To the editor:
Dear friends, upstream and down:
I am reaching out today to say hello and share a few thoughts. This is not a fundraising letter, which is ironic considering that at the last Upper Jay Art Center board meeting before the outbreak, our newly elected chair, Casey Galligan, directed me to promise that instead of asking for “support” this spring, I would ask for “money.” I said I promise.
But here we are. The Recovery Lounge is empty, all scheduled events have been cancelled, and I am wandering around the empty streets as a self-appointed security guard looking for someone to play with. Play has always been the foundation at the Lounge, and today feels eerily like tomorrow, and tomorrow feels strangely like yesterday, as the leathery hand of nature has thrown a wet blanket over our living room fort. No concerts, no readings, no plays, no summer benefit, and I have been furloughed. There has been some discussion about creating virtual events from the Lounge, and many art organizations have successfully transitioned to internet entertainment, but the idea of working virtually, especially with actors, doesn’t feel all that exciting.
I have heard rumors that the Recovery Lounge is closing down. This is false. As soon as we are allowed to safely gather, we will be taking reservations for a live performance that is currently in the works. Will we be able to present the concerts we have scheduled for fall? That’s uncertain. Will we be eating ham sandwiches at the January Jams?

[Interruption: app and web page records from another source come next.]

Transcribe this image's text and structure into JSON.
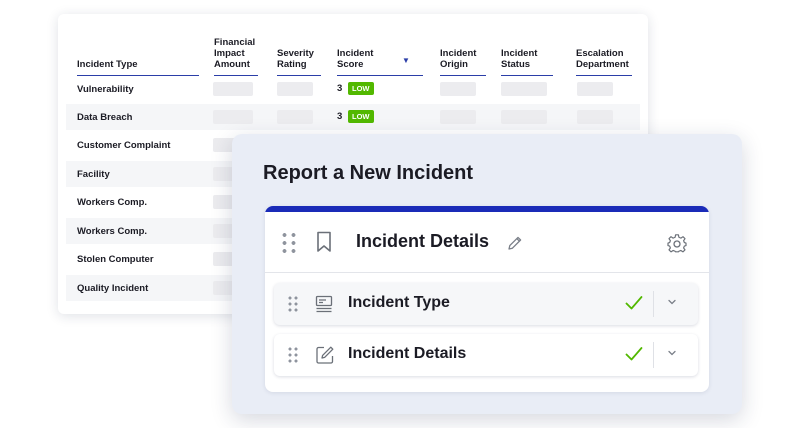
{
  "table": {
    "headers": [
      {
        "key": "type",
        "label": "Incident Type"
      },
      {
        "key": "impact",
        "label": "Financial Impact Amount"
      },
      {
        "key": "severity",
        "label": "Severity Rating"
      },
      {
        "key": "score",
        "label": "Incident Score"
      },
      {
        "key": "origin",
        "label": "Incident Origin"
      },
      {
        "key": "status",
        "label": "Incident Status"
      },
      {
        "key": "escalation",
        "label": "Escalation Department"
      }
    ],
    "rows": [
      {
        "type": "Vulnerability",
        "score": "3",
        "badge": "LOW"
      },
      {
        "type": "Data Breach",
        "score": "3",
        "badge": "LOW"
      },
      {
        "type": "Customer Complaint"
      },
      {
        "type": "Facility"
      },
      {
        "type": "Workers Comp."
      },
      {
        "type": "Workers Comp."
      },
      {
        "type": "Stolen Computer"
      },
      {
        "type": "Quality Incident"
      }
    ],
    "sort_icon": "sort-down-icon"
  },
  "form": {
    "title": "Report a New Incident",
    "section": {
      "title": "Incident Details",
      "icons": [
        "drag-handle-icon",
        "bookmark-icon",
        "pencil-icon",
        "gear-icon"
      ]
    },
    "subsections": [
      {
        "label": "Incident Type",
        "icon": "list-icon",
        "status": "check-icon"
      },
      {
        "label": "Incident Details",
        "icon": "edit-icon",
        "status": "check-icon"
      }
    ]
  },
  "colors": {
    "accent": "#1a2bb8",
    "underline": "#2b3ea8",
    "low_badge": "#52b800",
    "check": "#52b800",
    "card_bg": "#e9edf6"
  }
}
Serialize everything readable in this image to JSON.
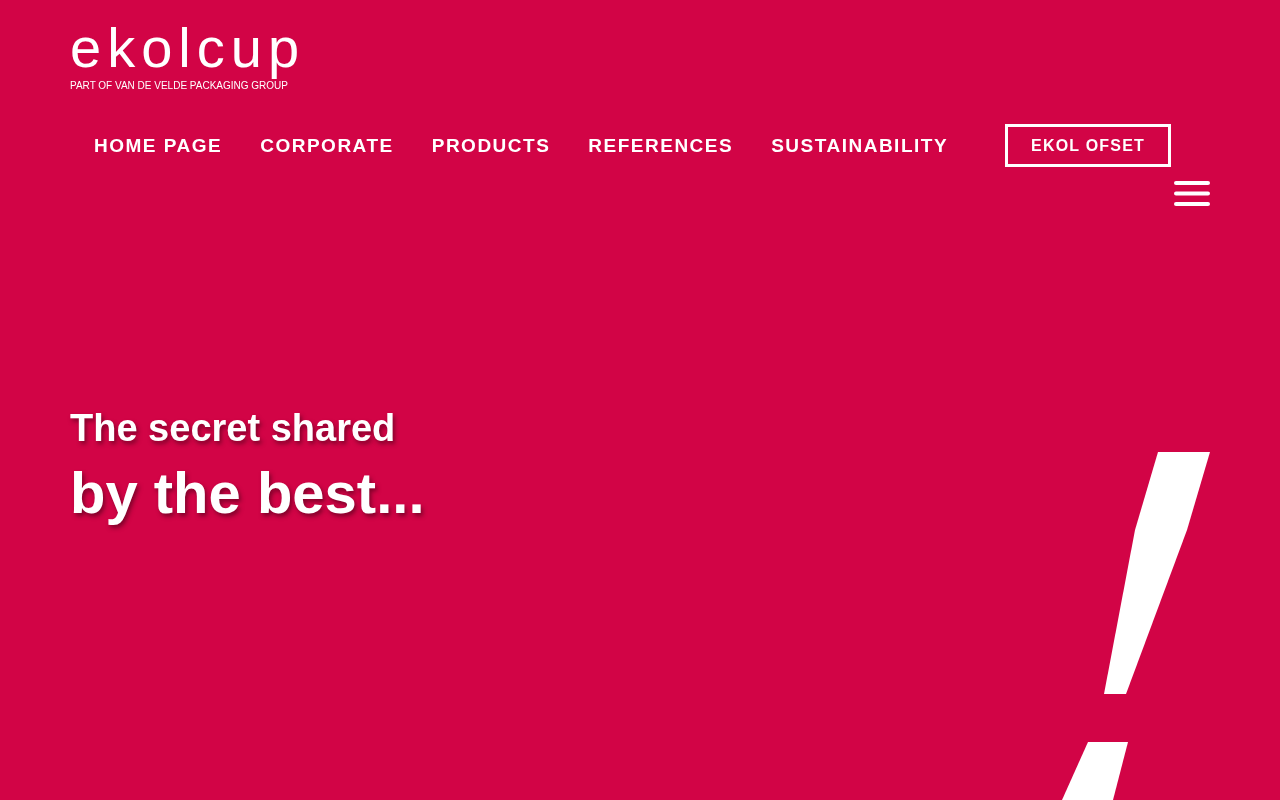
{
  "header": {
    "logo": {
      "wordmark": "ekolcup",
      "tagline": "PART OF VAN DE VELDE PACKAGING GROUP"
    }
  },
  "nav": {
    "items": [
      "HOME PAGE",
      "CORPORATE",
      "PRODUCTS",
      "REFERENCES",
      "SUSTAINABILITY"
    ],
    "button": "EKOL OFSET"
  },
  "hero": {
    "line_1": "The secret shared",
    "line_2": "by the best..."
  }
}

I hope so. The Upper Jay Art Center recently expanded its board, and all of us have been working in sync on the near and distant future at the Recovery Lounge. The newly appointed members include Lisa Bramen-French, senior editor at Adirondack Life magazine; Martin Deslauriers, who’s been seen in many plays at the Lounge; and Saranac Lake resident Peter Hahn, who brings extensive experience in the art of grant writing. There is enthusiasm, nostalgia and commitment in the room. And on Zoom.
For the first time since opening the doors nearly 20 years ago, I am, like most of you amidst this global event, taking advantage of the slow down and looking at the natural world through a new, appreciative lens: birds, moss, clouds, trees, as well as the organism called the Recovery Lounge — a living, breathing, time-worn relic, deeply rooted on the banks of our exceptional river, whose lead we shall follow and go with the flow.
My promise to Casey is on hold for now.